(m) Aske taking Henry’s word and disbanding rebels.

Threat to Henry’s Government
  • High.
  • 50, 000 rebels (across England incl. Lincolnshire).
  • Gentry’s involvement and organization.
  • Organization And obedience meant rebellion was harder to put down.
  • However,Risings were not co-ordinated or simultaneousØ  No intention to overthrow the king.
Historians
  • Bush – “Rising of the commons” – stressed manifestoes were issued with “Common consent”.
  • Debate about extent which it was genuine popular anger, or to which grievances of clergy were imposed. Bush = genuine anger.

 

Bigod’s Rising, 1537

Date,Duration January-February 1537
Leadership Sir Francis Bigod
Support Few hundred support
Causes/Aims/Motives
  • Local grievances over landholding.
  • Feared the Kinds pardon was to get the rebels to disperse.
Key Events
  1. Bigod planned to capture Scarborough and Hill.
  2. Bigod was captured in Cumberland in February
  3.  In Yorkshire, Westmorland and Cumberland commons feared gentry would turn on them. Rebels attacked Carlisle but put down
Outcomes
  •  Aske and Bigod were arrested, convicted of treason and hanged.
  •  50 Lincolnshire rebels and 130 Northern Rebels were executed.
  • Rebellion remained entirely northern with some sympathies in the south.
Henry’s Mistakes/Successes Secured loyalty and obedience through threat of punishment/arrest (Gentry turned on the Commons)
Rebel mistakes/successes Bigod’s uprising was a reason for Henry to punish those who had rebelled previously and re-establish loyalty from and power over the gentry/nobility.
Threat to Henry’s Government Very little threat. Whilst it had potential the swiftness of the suppression and the lack of support failed to prove as a significant threat.

 

Did the rebellion pose a threat to Henry’s government?

Threat

Not a threat

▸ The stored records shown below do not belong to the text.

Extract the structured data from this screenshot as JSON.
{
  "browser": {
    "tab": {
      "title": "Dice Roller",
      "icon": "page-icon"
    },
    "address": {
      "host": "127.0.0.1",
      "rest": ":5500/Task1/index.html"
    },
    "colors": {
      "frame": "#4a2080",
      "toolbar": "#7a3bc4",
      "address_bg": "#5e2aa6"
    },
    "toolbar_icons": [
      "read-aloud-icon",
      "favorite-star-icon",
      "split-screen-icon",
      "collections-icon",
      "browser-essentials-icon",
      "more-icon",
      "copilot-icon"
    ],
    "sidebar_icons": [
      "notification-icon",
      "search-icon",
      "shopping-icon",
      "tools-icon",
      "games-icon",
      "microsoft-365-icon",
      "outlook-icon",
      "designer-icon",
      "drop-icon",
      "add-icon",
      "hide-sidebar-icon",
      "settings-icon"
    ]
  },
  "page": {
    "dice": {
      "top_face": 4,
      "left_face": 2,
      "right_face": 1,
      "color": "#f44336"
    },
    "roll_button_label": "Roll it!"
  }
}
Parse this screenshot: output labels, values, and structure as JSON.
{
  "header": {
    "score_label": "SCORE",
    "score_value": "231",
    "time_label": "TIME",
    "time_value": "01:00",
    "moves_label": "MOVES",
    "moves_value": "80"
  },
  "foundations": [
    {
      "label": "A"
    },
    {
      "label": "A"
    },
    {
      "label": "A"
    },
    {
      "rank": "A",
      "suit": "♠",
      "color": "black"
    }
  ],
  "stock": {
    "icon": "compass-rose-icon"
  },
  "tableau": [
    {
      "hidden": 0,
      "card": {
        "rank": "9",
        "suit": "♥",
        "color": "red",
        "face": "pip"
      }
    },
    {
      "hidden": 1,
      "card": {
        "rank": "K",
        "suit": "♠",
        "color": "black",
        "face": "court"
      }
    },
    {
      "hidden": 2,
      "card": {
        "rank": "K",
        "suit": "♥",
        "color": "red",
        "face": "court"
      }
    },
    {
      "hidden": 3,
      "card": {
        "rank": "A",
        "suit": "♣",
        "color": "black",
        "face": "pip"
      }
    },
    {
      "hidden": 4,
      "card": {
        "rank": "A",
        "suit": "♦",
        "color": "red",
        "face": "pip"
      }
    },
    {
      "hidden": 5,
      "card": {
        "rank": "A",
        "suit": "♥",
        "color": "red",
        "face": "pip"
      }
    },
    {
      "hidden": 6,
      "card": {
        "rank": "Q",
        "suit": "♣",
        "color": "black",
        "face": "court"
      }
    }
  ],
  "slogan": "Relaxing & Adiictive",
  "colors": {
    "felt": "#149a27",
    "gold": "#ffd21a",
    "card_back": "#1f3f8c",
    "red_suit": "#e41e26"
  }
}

  • Support – Gained around 30, 000 support across North England. Support included Gentry, Nobility and members of the church.  
  • Resources – Henry didn’t have the resources to put down the rebellion.  Henry had 8000. Rebellion had 30,000.
  • Organization the organization of the rebels meant they were harder to put down. The speed of the rebellion also took the Crown by surprise.
  •  Weakness – Henry was unable to quickly put down the rebellion, lack of resources also meant it took longer to strategize.
  • Aims – Restoration of Monasteries possible threat to Henry’s power and demonstrated unpopularity.
  •  Loyal – Threat to Cromwell and Richard Rich, not Henry. “Loyal Rebellion”. Pontefract Articles support this. Rebels were trying to change his decisions.Ø  Elton: Not to overthrow the king.
  • Peaceful – Aske encouraged use of “pilgrimage” (spiritual) to convey this and negotiations in Doncaster.Regionalised – Only popular in the North and risings weren’t coordinated.
  • Organization – the incoordination between Lincoln and Grace meant Henry was able to deal with both effectively.